Regular jobsite inspections are a very efficient way of identifying hazardous conditions at the worksite. Construction sites require constant monitoring and observations to keep on top of safety issues. Inspections identify hazards and provide opportunities to fix problems before injuries and accidents can occur. Identifying potential OSHA violations, liability issues, and risk exposures, BEFORE they occur is crucial. Once identified, hazards should be corrected immediately or as soon as feasible. Inspections can be conducted using a pen and paper checklist or a more tech savvy way like an electronic tablet or other handheld device. Either way, inspections are a must on any active construction jobsite.

Tools and equipment should be inspected on a regular basis. Construction workers rely on their tools and equipment to get jobs done safely. If their tools are unsafe, there are higher risks of serious accidents including the loss of limbs. Equipment should regularly be inspected to ensure there are no malfunctions or defects. It is both the responsibility of the worker and the employer to highlight issues with defective equipment.

Companies must pay for and ensure that workers have the proper personal protective equipment (PPE), such as fall arrest systems, hard hats, respirators, and hearing protection, to do their jobs safely. And make sure they are using it!

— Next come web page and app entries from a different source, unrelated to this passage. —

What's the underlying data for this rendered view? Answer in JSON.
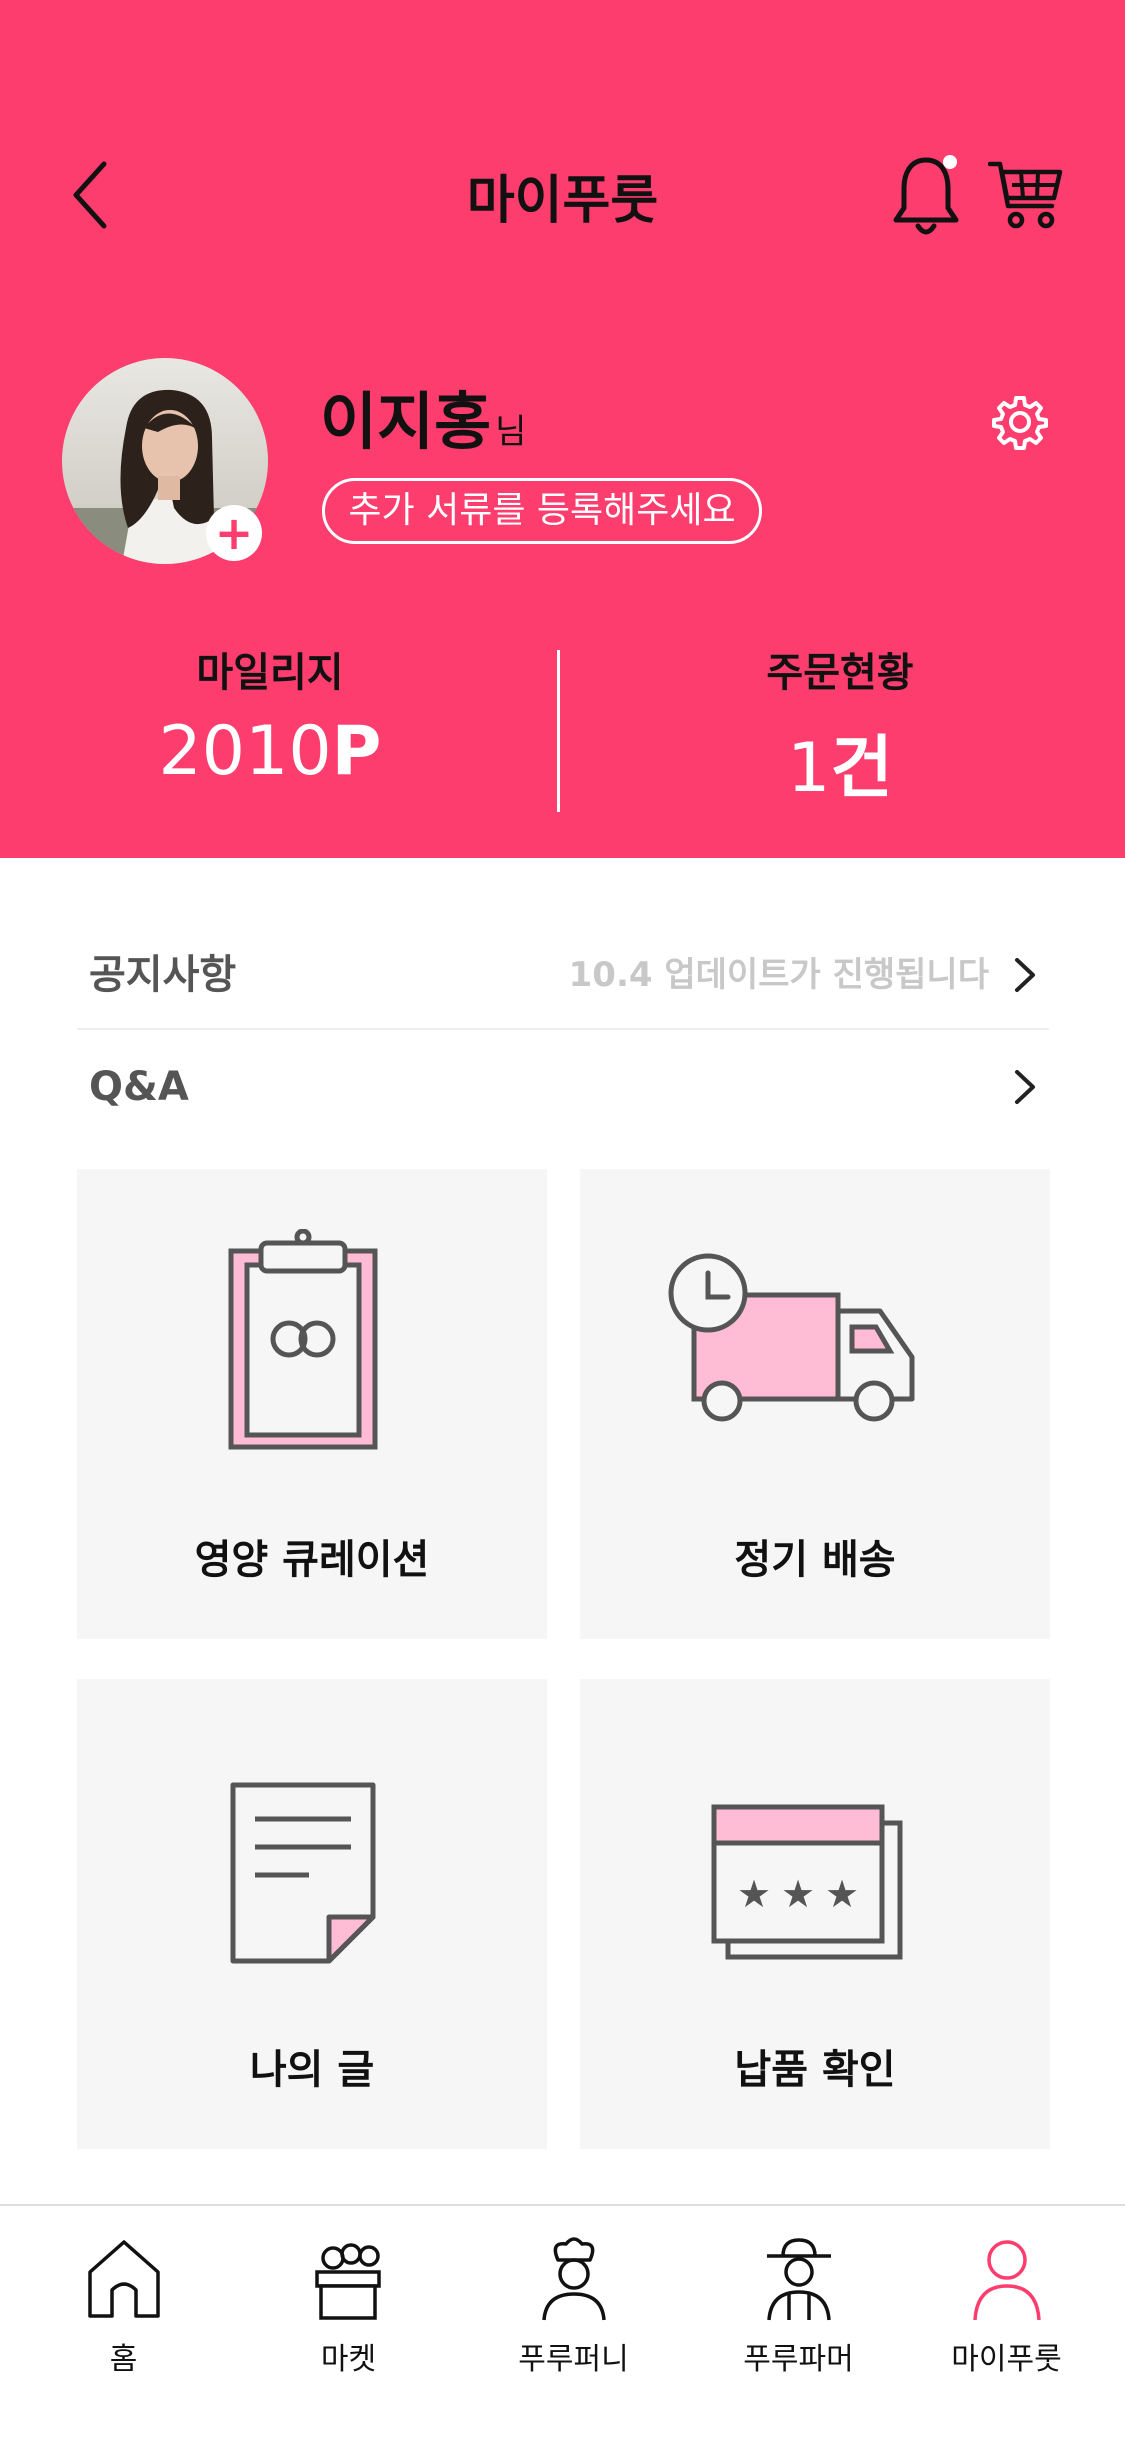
{
  "header": {
    "title": "마이푸룻",
    "accent_color": "#fc3d6d"
  },
  "profile": {
    "name": "이지홍",
    "name_suffix": "님",
    "document_prompt": "추가 서류를 등록해주세요"
  },
  "stats": {
    "mileage_label": "마일리지",
    "mileage_value": "2010",
    "mileage_unit": "P",
    "orders_label": "주문현황",
    "orders_value": "1",
    "orders_unit": "건"
  },
  "rows": {
    "notice_label": "공지사항",
    "notice_text": "10.4 업데이트가 진행됩니다",
    "qa_label": "Q&A"
  },
  "cards": [
    {
      "label": "영양 큐레이션"
    },
    {
      "label": "정기 배송"
    },
    {
      "label": "나의 글"
    },
    {
      "label": "납품 확인"
    }
  ],
  "nav": [
    {
      "label": "홈",
      "icon": "home-icon"
    },
    {
      "label": "마켓",
      "icon": "market-basket-icon"
    },
    {
      "label": "푸루퍼니",
      "icon": "chef-icon"
    },
    {
      "label": "푸루파머",
      "icon": "farmer-icon"
    },
    {
      "label": "마이푸룻",
      "icon": "user-icon",
      "active": true
    }
  ]
}
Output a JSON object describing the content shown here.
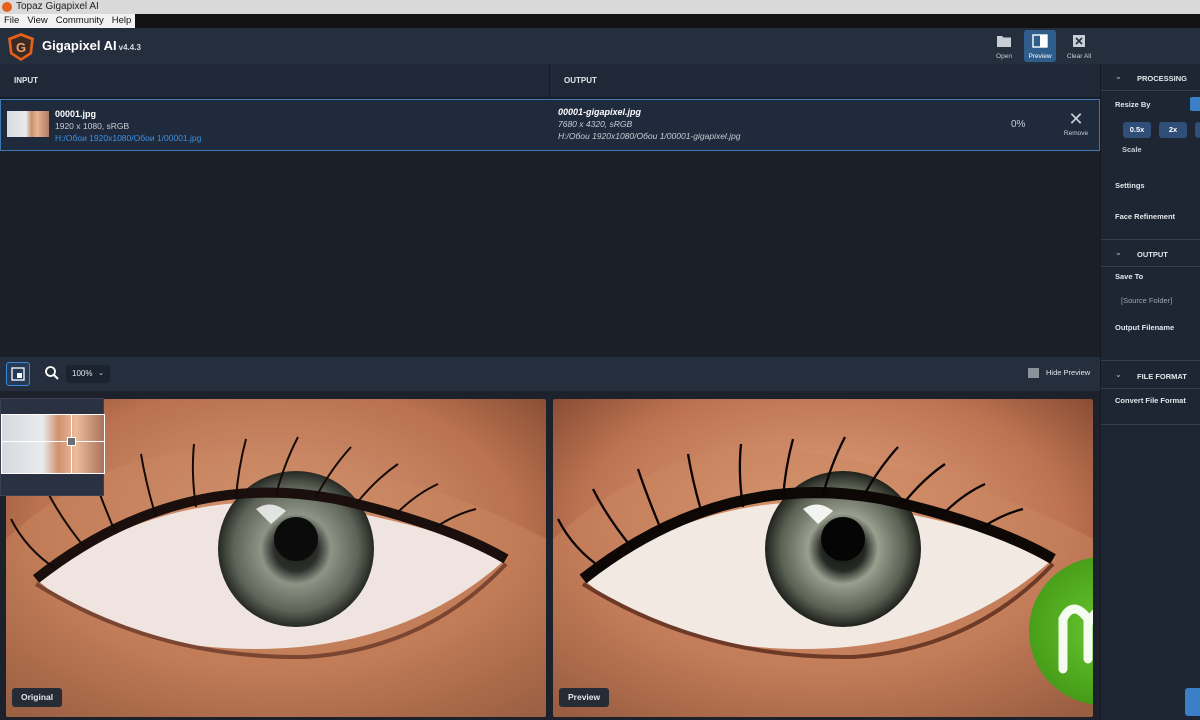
{
  "window": {
    "title": "Topaz Gigapixel AI"
  },
  "menu": {
    "items": [
      "File",
      "View",
      "Community",
      "Help"
    ]
  },
  "app": {
    "name": "Gigapixel AI",
    "version": "v4.4.3"
  },
  "toolbar": {
    "open_label": "Open",
    "preview_label": "Preview",
    "clear_label": "Clear All"
  },
  "table": {
    "input_header": "INPUT",
    "output_header": "OUTPUT",
    "row": {
      "input_name": "00001.jpg",
      "input_meta": "1920 x 1080, sRGB",
      "input_path": "H:/Обои 1920x1080/Обои 1/00001.jpg",
      "output_name": "00001-gigapixel.jpg",
      "output_meta": "7680 x 4320, sRGB",
      "output_path": "H:/Обои 1920x1080/Обои 1/00001-gigapixel.jpg",
      "progress": "0%",
      "remove_label": "Remove"
    }
  },
  "preview_toolbar": {
    "zoom": "100%",
    "hide_label": "Hide Preview"
  },
  "preview": {
    "original_label": "Original",
    "preview_label": "Preview"
  },
  "right_panel": {
    "processing_header": "PROCESSING",
    "resize_by": "Resize By",
    "scale_buttons": [
      "0.5x",
      "2x"
    ],
    "scale_label": "Scale",
    "settings": "Settings",
    "face_refinement": "Face Refinement",
    "output_header": "OUTPUT",
    "save_to": "Save To",
    "save_to_value": "[Source Folder]",
    "output_filename": "Output Filename",
    "file_format_header": "FILE FORMAT",
    "convert_file_format": "Convert File Format"
  },
  "colors": {
    "accent": "#3b7fc9",
    "header_bg": "#252e3d",
    "row_border": "#3f78b3",
    "path_link": "#3e8fe0"
  }
}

Communication is a major factor in keeping workers safe. Staff should communicate with each other, their supervisor and with other onsite contractors, whenever they identify potential risks. Workers should be able to identify potential hazards through their training and be comfortable reporting their concerns immediately. Employees should be regularly asked about what they think could make their job safer and feel free to report any accidents or near-misses. Workers will feel part of the team when they know their input is valued.

It is essential that management, supervisors, and foremen “walk the talk” when it comes to workplace health and safety. The example they set, and the way they speak to their staff about safety, can have a huge impact on the company’s safety program, safety culture, and ability to reduce accidents. When workers see that safety is important to management, they will understand that their well-being is important and will be encouraged to work safely.

Kathleen Clair is the owner and president of West Palm Beach based Health & Safety Compliance Services, LLC. Ms. Clair has over 25 years of experience in the OSHA compliance with a focus on construction and industrial safety. She is fluent in Spanish, is a Certified Safety Professional (CSP) and an Authorized OSHA Instructor (10 & 30 hour Construction and Gen. Industry). For more info. about HSCS, LLC visitwww.hscscompliance.com. Ms. Clair can be reached at kpcconsulting@outlook.com or 561.758.9942.


Sources: US DOL, BLS, OSHA